EXERCISE DIRECTIONS => When a line below contains the string "XAUUSD", show that line.
*** STUDY MATERIAL ***
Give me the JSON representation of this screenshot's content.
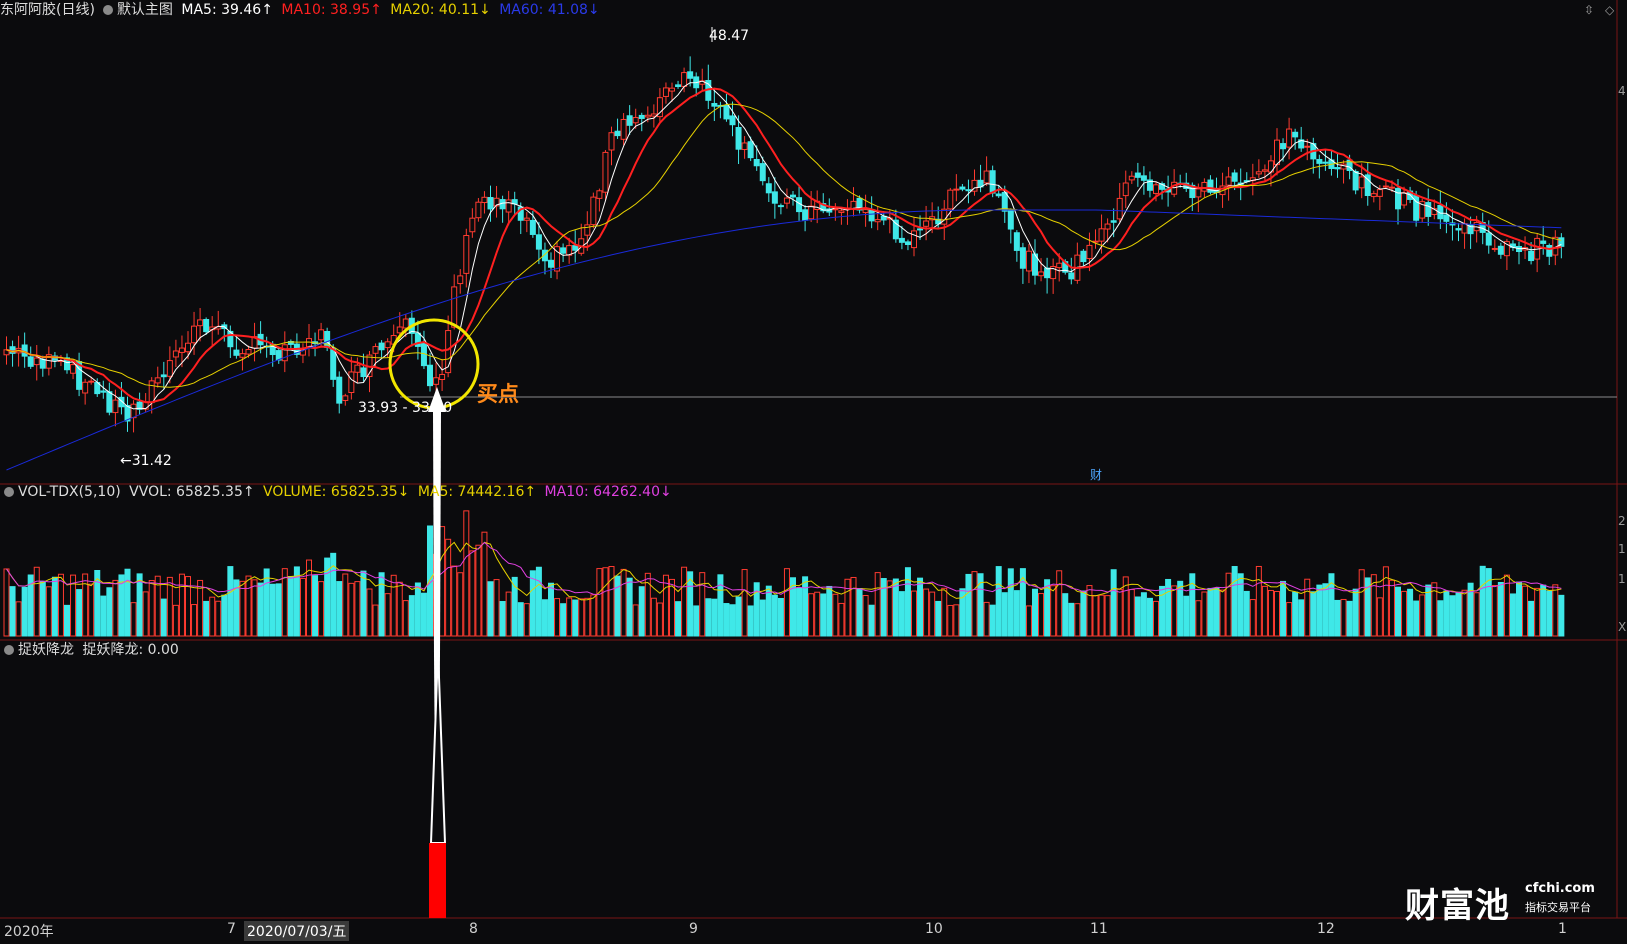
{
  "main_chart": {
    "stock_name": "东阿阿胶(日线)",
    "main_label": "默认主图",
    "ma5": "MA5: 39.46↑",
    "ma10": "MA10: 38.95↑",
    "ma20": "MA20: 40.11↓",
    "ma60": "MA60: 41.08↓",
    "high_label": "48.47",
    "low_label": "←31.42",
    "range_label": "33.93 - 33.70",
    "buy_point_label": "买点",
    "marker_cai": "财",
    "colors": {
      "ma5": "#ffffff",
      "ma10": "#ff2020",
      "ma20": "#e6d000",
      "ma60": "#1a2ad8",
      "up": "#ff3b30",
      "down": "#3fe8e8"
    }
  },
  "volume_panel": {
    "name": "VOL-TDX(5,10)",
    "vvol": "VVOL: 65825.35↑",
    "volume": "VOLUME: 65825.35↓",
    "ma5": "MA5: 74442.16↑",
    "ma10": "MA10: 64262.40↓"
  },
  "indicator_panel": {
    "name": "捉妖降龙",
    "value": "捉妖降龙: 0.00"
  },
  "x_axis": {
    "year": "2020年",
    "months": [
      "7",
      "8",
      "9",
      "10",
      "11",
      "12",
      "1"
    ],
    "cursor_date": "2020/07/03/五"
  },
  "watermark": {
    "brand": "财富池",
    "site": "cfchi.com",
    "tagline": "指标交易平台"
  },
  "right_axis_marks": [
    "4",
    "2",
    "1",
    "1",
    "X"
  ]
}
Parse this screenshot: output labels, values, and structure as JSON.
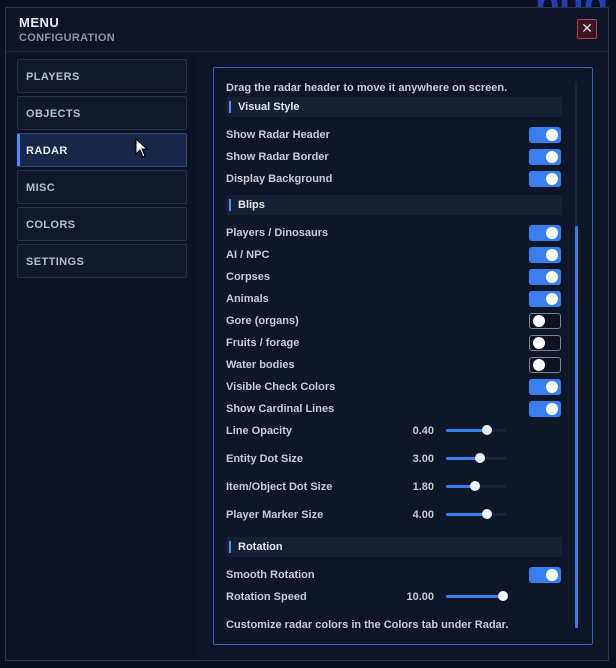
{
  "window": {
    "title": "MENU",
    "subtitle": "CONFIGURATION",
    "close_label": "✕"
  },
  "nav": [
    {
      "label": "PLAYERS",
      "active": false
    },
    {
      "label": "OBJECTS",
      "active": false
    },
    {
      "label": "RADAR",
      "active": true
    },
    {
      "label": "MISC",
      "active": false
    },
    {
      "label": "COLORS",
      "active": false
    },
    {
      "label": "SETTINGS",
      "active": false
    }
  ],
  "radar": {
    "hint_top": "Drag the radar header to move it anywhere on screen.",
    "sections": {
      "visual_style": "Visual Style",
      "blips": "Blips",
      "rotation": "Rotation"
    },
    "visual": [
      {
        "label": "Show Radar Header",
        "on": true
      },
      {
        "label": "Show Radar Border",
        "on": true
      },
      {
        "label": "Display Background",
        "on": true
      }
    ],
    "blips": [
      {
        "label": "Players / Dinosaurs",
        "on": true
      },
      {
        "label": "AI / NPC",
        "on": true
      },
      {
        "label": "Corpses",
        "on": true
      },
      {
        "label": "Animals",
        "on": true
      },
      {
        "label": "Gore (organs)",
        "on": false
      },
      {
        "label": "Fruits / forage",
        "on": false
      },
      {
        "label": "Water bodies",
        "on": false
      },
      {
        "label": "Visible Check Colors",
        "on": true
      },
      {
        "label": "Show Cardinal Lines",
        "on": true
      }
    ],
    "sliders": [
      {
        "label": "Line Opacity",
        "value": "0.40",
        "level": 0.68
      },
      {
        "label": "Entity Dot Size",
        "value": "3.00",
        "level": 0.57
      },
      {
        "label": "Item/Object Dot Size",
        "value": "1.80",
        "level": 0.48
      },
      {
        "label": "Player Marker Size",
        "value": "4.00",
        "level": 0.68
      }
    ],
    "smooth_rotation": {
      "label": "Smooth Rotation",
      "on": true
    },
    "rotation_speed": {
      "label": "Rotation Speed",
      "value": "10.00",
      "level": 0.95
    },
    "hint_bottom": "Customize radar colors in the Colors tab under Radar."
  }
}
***
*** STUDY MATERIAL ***
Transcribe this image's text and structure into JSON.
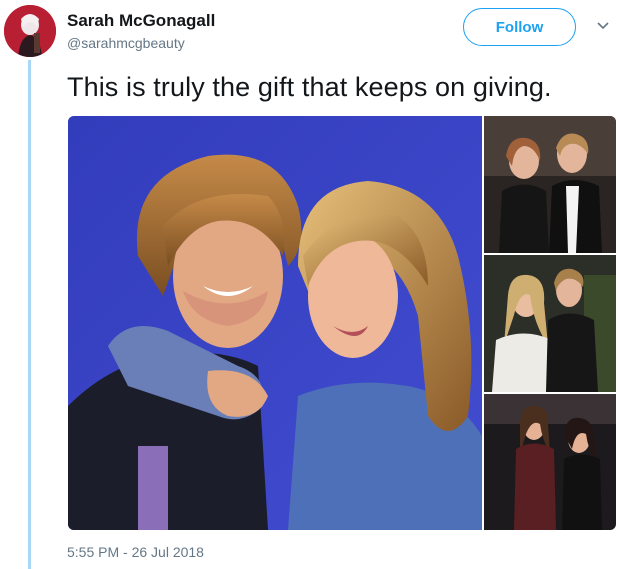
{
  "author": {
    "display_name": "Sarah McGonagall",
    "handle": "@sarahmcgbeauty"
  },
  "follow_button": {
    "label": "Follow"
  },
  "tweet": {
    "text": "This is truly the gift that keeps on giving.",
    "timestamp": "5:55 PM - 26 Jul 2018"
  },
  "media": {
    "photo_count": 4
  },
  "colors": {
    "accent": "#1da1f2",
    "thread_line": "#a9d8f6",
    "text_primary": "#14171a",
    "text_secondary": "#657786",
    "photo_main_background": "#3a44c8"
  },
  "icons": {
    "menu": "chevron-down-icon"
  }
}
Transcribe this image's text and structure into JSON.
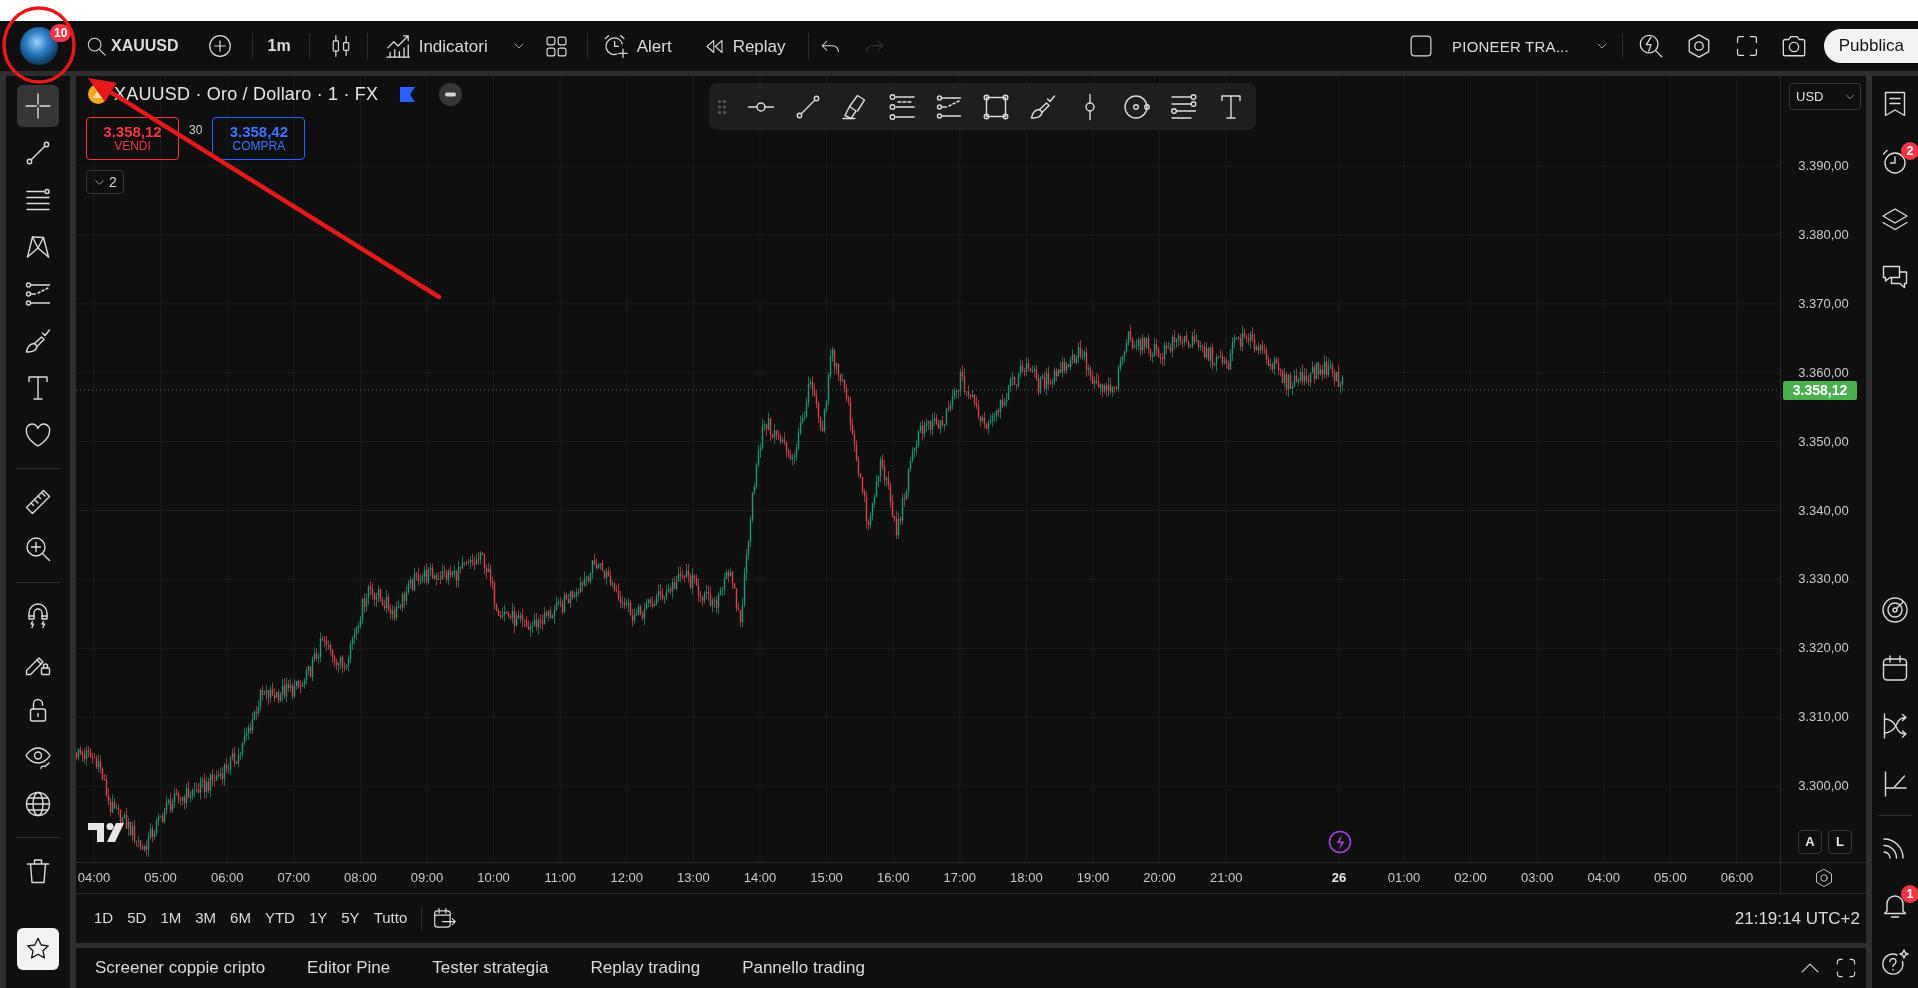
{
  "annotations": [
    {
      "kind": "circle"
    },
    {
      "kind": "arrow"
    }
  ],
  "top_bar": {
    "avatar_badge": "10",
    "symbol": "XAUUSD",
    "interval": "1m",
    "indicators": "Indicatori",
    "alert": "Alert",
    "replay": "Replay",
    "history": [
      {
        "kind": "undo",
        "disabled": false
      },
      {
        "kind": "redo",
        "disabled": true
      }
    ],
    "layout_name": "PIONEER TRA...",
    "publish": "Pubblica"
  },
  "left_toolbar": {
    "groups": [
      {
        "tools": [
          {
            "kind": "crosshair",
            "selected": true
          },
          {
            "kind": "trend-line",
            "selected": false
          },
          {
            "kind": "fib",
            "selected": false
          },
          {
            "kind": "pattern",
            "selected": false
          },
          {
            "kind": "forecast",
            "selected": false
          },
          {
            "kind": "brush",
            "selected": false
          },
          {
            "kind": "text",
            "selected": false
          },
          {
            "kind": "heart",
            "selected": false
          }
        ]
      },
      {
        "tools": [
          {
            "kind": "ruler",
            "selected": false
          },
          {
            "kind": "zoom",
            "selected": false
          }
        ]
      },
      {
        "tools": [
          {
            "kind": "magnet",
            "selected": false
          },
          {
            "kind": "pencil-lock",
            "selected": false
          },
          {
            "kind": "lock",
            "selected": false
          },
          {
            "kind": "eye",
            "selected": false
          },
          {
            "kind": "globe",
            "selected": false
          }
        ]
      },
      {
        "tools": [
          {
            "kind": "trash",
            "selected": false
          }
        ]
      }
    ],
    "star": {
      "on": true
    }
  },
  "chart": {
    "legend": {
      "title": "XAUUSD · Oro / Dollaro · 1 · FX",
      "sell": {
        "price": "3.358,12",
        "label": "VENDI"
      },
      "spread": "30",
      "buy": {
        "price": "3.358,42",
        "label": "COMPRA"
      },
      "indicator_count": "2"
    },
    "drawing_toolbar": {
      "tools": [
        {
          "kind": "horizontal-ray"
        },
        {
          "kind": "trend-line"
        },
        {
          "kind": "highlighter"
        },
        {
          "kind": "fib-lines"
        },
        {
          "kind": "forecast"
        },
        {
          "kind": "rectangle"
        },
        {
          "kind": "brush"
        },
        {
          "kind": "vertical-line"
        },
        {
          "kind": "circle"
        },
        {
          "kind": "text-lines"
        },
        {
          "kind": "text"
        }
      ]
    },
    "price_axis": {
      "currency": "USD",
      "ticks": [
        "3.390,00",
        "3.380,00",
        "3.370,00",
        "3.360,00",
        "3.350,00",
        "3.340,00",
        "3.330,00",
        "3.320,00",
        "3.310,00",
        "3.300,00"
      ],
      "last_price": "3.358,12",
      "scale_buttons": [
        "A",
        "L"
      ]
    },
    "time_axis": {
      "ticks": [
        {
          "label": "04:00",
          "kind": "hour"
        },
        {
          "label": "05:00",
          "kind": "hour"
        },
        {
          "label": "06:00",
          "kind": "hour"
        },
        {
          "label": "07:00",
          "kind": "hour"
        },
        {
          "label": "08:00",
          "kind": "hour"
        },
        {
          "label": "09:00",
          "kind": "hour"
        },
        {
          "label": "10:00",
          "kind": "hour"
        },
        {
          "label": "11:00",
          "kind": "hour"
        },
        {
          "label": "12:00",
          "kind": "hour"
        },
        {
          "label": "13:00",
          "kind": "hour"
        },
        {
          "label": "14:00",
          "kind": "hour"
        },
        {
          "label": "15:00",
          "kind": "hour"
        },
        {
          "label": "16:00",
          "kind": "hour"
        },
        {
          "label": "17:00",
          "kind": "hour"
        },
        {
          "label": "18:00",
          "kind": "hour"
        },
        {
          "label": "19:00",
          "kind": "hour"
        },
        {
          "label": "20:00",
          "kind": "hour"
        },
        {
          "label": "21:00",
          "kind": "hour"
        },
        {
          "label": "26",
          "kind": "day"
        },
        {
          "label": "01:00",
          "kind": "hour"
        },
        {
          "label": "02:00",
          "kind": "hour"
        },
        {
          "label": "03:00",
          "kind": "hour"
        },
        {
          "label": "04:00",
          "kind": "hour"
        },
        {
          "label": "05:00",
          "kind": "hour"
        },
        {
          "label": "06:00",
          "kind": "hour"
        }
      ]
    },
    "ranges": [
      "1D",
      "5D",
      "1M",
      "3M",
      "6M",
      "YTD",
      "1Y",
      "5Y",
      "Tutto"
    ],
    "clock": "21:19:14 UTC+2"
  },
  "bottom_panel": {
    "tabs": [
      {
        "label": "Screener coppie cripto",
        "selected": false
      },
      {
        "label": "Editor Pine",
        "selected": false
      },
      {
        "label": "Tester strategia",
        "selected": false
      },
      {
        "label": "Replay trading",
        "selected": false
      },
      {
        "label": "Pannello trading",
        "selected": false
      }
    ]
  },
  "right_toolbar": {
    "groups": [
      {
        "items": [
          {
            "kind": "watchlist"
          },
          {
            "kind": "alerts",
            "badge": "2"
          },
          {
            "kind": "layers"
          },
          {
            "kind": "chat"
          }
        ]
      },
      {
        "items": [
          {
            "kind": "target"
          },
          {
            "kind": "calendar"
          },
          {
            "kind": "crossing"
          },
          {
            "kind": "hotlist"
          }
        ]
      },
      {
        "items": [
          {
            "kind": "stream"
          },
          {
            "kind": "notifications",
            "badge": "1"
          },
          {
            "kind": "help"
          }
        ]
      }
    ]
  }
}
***
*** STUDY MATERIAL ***
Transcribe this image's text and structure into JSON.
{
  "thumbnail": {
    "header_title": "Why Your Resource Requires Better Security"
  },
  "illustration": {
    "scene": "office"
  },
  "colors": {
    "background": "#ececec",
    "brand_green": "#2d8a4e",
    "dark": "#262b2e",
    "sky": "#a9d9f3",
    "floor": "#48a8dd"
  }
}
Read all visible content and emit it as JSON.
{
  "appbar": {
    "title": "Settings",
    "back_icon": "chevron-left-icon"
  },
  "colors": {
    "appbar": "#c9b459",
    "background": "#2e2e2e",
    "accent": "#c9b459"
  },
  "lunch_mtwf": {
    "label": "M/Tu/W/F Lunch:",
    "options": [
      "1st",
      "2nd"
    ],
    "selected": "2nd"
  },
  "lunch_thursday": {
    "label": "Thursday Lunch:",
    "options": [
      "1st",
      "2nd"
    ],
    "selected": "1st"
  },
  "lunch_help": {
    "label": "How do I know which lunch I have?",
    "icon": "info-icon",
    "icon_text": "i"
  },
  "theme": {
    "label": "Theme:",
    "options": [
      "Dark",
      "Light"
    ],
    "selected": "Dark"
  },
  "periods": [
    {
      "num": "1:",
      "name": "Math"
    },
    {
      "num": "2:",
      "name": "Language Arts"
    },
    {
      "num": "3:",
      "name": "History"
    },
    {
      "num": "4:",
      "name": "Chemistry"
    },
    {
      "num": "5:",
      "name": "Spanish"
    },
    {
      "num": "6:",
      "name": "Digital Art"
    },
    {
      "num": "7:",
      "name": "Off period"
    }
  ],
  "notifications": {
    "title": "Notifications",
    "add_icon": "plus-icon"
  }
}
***
ANSWER SECTION =>
    "symbol": "XAUUSD",
      "title": "XAUUSD · Oro / Dollaro · 1 · FX",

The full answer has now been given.